“Our job is to provide the scenic elements for an artistic director or producer,” he told The Suburban in an interview. “We’re not in the forefront of the show. We’re playing with toys in the background.”
Show Canada, which employs some 150 workers in Laval, has been on a roll since its performance at the Vancouver Winter Olympics.
“Sochi was our biggest contract so far,” Marchand said. “We’re mainly an export company—80 percent of our business is done outside the country. Vancouver brought us to London. London brought us to Sochi—and now Sochi might bring us to Rio.”
He credits the city’s business development agency Laval Technopole helping to cut through bureaucratic red tape to make the Sochi success possible.
“It is quite complex to set foot in Russia with the intention to work there,” Marchand said. “Technopole helped us to navigate the visa process, which for Canadians was quite complex.”
Technopole also helped the company relocate in 2005, to a unique new purpose-built building in St. Vincent du Paul.
“Our core staff needed to be within easy commuting distance plus we needed the right mix of affordability, construction and space,” Marchand explained. “With a 60,000 sq.ft. footprint, we have the highest-volume building in Laval and East End Montreal, with 70 ft. of open interior space overhead.
The company also briefly had a West Island presence. It rented space in the former Dominion Bridge plant in Lachine to assemble, test and disassemble its Sochi backdrops.
“We sent 154 forty-foot shipping containers to Sochi,” he recalled, “and chartered cargo 747 jumbo jets. It was one of the single-biggest maritime contracts our freight forwarder has handled in Montreal.”
What’s the secret of the Laval company’s success?
“It’s not what we do, it’s how we do it,” Marchand said. “They hire us because we have the entrepreneurial skill coupled with the will to deliver on-time, on-budget.

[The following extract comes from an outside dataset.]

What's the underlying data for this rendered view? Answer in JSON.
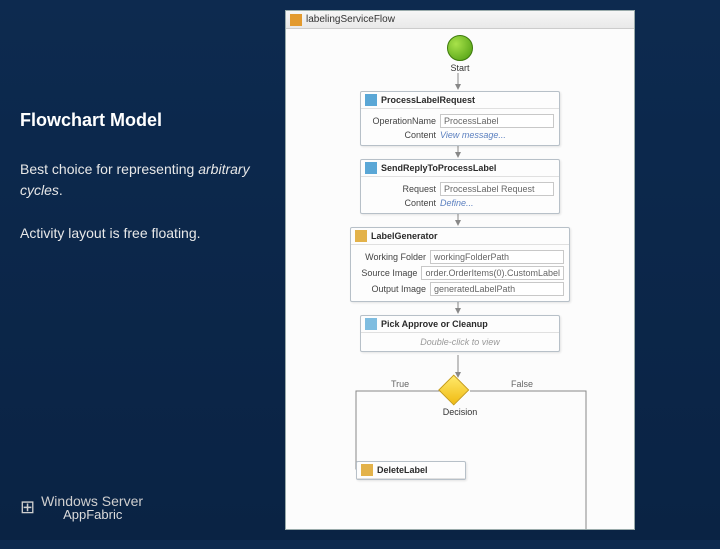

That’s why they hire us.”
“When you host the Olympics, you invest in the opening ceremony because your country is making a statement,” Marchand concluded. “The entire world is watching, and you want to be seen at your best.”
He noted that Show Canada was not associated with the Olympic ring props that failed to open during the opening ceremonies.